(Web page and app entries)
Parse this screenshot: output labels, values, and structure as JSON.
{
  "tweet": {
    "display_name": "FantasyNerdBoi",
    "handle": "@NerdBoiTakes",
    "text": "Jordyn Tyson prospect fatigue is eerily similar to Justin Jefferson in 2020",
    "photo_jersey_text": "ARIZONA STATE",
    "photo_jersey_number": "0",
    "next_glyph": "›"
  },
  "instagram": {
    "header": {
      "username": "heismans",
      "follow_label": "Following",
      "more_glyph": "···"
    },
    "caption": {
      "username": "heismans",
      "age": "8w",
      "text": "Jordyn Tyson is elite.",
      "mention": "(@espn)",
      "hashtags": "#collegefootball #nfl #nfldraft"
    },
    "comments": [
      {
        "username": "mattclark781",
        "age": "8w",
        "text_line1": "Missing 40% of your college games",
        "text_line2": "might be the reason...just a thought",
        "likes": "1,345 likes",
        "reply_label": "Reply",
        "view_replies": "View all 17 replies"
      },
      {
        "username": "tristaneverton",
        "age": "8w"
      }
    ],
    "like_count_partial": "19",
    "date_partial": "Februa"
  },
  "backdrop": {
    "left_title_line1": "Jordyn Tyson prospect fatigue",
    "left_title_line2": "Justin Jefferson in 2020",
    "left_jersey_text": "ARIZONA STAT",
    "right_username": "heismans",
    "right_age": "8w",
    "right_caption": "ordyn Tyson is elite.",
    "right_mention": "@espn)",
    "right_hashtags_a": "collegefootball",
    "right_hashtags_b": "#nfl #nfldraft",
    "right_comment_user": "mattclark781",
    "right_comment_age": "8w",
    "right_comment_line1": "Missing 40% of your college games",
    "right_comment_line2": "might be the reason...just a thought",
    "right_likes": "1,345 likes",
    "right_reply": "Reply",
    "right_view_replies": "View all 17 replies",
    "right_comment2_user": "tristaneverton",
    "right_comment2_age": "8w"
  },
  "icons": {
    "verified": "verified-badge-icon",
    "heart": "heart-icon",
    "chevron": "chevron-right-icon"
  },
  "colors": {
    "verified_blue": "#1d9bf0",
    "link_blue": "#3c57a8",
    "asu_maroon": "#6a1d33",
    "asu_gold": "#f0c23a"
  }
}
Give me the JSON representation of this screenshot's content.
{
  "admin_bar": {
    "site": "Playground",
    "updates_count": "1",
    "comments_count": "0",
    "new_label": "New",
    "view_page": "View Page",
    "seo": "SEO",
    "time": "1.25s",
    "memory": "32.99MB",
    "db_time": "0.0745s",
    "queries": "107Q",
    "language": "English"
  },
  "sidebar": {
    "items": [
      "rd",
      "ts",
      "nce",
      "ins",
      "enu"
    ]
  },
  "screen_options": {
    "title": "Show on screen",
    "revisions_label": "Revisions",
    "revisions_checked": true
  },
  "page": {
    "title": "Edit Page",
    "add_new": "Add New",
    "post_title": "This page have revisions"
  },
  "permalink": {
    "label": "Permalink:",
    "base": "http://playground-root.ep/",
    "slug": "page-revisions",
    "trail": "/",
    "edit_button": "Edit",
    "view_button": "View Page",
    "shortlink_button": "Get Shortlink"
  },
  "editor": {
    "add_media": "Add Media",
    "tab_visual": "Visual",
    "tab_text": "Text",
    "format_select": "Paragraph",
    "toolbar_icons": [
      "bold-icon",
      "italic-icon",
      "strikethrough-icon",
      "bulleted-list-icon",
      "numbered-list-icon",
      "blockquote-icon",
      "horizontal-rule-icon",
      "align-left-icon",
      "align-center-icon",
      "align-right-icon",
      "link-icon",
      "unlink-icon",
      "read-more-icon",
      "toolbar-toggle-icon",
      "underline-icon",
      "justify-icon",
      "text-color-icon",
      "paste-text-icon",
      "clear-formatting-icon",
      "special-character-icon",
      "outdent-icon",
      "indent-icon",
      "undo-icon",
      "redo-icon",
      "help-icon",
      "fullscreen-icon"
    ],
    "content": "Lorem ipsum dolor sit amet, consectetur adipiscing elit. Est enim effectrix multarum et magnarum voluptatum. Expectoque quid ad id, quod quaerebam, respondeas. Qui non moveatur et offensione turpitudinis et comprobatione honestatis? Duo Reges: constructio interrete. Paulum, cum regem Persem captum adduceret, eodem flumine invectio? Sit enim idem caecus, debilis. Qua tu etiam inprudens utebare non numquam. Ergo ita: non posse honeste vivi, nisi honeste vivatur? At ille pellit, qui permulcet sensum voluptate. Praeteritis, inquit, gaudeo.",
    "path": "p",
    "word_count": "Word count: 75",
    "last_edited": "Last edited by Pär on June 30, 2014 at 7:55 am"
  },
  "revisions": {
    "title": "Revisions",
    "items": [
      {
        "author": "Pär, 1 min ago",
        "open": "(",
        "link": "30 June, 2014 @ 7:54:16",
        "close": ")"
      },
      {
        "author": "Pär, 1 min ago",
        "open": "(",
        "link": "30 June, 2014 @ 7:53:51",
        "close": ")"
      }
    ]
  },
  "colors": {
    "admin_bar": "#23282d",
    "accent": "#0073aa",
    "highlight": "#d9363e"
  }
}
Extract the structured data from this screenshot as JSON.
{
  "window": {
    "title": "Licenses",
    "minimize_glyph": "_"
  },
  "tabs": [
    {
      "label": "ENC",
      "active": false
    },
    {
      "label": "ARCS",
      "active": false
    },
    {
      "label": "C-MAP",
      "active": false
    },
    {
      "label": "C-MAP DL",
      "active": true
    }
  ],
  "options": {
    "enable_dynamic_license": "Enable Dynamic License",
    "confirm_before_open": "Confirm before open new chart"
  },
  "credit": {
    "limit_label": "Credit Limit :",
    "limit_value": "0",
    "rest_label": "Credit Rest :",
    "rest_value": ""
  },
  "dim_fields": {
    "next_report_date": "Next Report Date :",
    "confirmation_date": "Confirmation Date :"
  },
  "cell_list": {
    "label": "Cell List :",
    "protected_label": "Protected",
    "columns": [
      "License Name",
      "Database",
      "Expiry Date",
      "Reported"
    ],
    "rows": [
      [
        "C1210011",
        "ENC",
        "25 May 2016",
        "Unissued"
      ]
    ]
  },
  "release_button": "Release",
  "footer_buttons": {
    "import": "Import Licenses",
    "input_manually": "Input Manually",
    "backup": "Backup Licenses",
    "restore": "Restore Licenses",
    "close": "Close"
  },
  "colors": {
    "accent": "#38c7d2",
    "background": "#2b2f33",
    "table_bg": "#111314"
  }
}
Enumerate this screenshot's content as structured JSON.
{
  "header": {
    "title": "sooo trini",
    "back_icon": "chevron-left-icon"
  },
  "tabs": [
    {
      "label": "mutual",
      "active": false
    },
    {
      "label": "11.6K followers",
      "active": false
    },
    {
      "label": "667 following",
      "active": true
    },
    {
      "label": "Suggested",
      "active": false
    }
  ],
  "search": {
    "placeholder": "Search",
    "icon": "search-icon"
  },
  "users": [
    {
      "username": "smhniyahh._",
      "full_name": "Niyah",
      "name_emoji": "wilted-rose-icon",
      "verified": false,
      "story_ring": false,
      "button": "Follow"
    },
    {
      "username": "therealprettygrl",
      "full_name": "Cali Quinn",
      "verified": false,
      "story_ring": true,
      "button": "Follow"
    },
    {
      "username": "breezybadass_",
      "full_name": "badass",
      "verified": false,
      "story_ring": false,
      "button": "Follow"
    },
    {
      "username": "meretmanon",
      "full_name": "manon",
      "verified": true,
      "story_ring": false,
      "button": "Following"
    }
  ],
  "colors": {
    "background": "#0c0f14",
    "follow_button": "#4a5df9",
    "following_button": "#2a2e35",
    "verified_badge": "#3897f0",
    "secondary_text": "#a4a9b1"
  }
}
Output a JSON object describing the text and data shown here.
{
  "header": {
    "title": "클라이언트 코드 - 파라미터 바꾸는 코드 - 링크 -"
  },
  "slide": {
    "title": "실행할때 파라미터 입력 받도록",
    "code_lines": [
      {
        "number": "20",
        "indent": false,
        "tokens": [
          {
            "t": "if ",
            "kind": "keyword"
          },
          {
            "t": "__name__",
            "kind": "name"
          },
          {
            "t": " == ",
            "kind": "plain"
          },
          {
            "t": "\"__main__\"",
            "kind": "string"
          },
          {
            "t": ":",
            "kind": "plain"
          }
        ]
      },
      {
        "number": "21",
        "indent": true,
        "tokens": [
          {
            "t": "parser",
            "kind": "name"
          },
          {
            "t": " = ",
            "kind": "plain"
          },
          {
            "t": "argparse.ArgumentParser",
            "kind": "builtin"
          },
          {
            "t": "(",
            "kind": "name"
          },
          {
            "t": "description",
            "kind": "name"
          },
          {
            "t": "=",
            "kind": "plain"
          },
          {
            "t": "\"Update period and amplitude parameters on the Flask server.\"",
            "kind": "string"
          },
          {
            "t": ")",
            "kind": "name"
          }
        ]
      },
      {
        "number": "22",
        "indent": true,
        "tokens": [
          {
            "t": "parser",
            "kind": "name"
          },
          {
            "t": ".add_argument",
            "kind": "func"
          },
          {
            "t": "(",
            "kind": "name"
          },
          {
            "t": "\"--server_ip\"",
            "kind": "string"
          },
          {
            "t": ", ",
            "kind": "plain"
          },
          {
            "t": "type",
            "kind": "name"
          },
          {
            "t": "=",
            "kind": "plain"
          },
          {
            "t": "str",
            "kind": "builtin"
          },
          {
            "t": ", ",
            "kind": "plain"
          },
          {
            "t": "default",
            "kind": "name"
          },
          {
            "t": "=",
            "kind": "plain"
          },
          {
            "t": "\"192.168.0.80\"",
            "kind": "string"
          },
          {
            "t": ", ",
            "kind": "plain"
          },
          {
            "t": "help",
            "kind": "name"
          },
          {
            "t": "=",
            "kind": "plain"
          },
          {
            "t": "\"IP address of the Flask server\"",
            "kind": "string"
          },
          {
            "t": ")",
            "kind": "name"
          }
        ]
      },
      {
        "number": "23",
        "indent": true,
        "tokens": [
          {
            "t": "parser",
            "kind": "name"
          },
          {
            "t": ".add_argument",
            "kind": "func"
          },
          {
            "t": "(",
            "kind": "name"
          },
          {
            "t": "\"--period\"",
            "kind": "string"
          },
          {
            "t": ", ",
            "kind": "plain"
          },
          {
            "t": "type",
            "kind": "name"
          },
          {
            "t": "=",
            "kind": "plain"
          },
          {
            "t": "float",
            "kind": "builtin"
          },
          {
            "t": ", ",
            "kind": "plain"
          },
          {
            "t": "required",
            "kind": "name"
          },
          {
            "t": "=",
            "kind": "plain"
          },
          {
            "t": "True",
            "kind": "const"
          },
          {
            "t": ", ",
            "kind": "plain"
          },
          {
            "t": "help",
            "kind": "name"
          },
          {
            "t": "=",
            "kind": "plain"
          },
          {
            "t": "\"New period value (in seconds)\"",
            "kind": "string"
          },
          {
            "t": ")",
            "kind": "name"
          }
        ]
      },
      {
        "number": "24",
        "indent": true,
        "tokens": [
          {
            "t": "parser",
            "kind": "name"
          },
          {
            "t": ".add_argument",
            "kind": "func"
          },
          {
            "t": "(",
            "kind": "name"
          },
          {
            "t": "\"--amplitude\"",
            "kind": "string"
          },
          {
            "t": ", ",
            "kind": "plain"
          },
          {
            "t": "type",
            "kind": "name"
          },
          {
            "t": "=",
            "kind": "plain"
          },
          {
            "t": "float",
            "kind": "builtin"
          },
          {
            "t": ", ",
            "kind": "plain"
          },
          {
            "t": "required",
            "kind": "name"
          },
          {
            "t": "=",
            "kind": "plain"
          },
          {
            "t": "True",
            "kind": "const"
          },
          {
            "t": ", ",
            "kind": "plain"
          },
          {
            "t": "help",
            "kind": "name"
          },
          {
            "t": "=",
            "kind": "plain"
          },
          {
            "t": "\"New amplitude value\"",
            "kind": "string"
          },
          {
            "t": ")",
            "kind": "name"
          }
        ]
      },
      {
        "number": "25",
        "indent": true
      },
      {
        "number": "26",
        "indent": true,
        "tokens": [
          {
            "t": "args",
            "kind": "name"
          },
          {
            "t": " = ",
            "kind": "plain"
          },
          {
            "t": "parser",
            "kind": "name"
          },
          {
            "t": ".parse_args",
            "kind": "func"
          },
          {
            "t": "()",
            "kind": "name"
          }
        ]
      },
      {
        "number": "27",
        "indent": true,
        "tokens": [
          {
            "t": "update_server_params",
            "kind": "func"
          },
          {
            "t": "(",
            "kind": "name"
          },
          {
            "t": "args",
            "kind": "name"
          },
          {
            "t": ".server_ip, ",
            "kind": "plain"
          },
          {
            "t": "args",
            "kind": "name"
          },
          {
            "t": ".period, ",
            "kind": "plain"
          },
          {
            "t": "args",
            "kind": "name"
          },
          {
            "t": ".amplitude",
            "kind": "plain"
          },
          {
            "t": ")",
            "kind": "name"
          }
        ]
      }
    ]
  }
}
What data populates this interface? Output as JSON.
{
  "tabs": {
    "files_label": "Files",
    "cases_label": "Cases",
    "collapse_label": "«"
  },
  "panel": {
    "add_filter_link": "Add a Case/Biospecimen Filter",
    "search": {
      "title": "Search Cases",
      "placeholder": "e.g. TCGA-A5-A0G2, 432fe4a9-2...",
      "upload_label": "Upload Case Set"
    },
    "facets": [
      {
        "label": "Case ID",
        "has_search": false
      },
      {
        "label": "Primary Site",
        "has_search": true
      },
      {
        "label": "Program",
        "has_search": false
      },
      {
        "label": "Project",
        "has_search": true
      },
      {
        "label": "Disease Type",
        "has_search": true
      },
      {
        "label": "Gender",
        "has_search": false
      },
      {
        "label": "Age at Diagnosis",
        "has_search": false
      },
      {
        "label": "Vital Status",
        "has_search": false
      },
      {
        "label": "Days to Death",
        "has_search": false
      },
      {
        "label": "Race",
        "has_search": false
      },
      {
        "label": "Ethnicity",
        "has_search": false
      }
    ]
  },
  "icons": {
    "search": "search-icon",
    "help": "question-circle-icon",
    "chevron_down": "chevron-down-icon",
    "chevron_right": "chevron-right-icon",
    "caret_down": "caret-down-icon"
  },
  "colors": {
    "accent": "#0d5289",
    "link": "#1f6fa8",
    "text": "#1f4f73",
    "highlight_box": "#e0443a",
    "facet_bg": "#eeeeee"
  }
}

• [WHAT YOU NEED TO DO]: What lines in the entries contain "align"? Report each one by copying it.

• [SOLUTION FOR THIS TASK]:
      "align-left-icon",
      "align-center-icon",
      "align-right-icon",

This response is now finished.